Weinstein has denied having non-consensual sex with anyone following accusations by more than 70 women, mostly young actresses and other women employed in the movie business, of sexual misconduct, including rape, dating back decades.
In a motion filed in New York state court in Manhattan, Weinstein’s lawyers said the emails showed “a long-term, consensual, intimate relationship” between Weinstein and an unnamed woman who has accused him of raping her in 2013.
Weinstein’s lawyers said they meant “not to ignore that rape can occur in relationships,” but that prosecutors should have shown the grand jurors the emails in order for them to make an “informed decision.”

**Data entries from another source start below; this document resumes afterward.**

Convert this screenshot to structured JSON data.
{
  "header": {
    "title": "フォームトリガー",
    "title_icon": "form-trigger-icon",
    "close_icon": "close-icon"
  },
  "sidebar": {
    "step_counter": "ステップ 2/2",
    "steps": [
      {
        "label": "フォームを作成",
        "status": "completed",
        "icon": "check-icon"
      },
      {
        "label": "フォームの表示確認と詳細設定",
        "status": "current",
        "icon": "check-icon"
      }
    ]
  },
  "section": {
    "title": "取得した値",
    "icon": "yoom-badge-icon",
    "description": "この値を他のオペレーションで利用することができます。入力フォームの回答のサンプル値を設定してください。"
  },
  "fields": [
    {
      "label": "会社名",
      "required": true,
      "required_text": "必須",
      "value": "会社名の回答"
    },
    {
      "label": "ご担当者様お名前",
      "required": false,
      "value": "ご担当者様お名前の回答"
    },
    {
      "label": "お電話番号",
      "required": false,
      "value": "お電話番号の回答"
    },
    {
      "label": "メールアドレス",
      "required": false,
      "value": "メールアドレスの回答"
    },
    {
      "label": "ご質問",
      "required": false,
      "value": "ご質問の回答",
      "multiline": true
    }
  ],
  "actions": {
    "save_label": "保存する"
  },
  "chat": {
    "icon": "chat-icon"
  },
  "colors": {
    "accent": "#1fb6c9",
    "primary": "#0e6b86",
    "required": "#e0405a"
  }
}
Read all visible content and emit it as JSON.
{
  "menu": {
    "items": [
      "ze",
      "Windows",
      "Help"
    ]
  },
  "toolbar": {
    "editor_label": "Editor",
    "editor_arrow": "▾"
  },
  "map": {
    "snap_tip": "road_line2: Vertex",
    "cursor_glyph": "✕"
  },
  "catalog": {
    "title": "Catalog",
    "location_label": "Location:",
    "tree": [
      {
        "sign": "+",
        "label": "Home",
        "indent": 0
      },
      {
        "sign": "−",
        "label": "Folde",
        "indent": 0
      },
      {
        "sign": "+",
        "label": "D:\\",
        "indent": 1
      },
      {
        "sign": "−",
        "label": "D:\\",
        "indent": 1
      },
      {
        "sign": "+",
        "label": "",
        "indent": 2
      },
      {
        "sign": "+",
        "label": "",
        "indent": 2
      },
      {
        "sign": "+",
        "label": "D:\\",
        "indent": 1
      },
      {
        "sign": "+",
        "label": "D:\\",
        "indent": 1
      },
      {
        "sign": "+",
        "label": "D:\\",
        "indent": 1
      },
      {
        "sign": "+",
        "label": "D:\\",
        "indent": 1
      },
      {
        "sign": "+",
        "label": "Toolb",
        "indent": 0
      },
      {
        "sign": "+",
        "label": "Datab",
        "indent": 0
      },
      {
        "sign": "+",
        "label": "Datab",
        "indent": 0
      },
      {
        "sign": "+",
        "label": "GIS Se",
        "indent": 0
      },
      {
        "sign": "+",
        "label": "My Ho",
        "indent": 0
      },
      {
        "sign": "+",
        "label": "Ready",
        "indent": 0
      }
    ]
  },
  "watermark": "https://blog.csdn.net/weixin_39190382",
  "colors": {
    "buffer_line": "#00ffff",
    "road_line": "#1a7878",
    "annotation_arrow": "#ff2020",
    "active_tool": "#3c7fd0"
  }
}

The woman and Weinstein communicated over a four-year period after the date she said he raped her, Weinstein’s lawyers said.
A lawyer or representative for the woman was not immediately known to request comment on the motion.
A spokesman for Manhattan District Attorney Cyrus Vance, who is prosecuting the case, declined to comment on the motion.
The case against Weinstein in Manhattan involves three women. Weinstein, 66, has pleaded not guilty to all of the charges and is free on $1 million bail.
Weinstein lawyer Benjamin Brafman said in a statement that the motions “reveal the existence of exculpatory evidence.”
The accusations against Weinstein led to the #MeToo movement in which hundreds of women publicly accuse powerful men in business, politics and entertainment of sexual harassment and abuse.
Weinstein’s lawyers said charges against Weinstein in New York involving two other women were flawed and must be dismissed as well. One involves a former actress who said Weinstein forced her to perform oral sex on him in 2004. The other is a former production assistant who said he performed oral sex on her against her will in 2006.
Weinstein’s lawyers said the charges relating to the former actress failed to provide enough detail because they did not say exactly when the assault happened, instead giving a three-month range.
Prosecutors failed to give Weinstein adequate advance notice that they were presenting the “far more serious charges” to the grand jury of the allegation from 2006, his lawyers said.
The former production assistant’s lawyer, Gloria Allred, said in response to Weinstein’s motion to dismiss that the grand jury “would not have indicted him if they did not find the testimony that they heard credible.”
A lawyer or representative for the former actress was not immediately known to request comment.
As accusations against Weinstein mounted, his company Weinstein Co fired him and filed for bankruptcy, and he was expelled from the Academy of Motion Picture Arts and Sciences.
Through his company and Miramax, Weinstein won plaudits and awards for movies including “Shakespeare in Love,” “Pulp Fiction” and “The King’s Speech.”
Reporting By Brendan Pierson in New York; editing by Grant McCool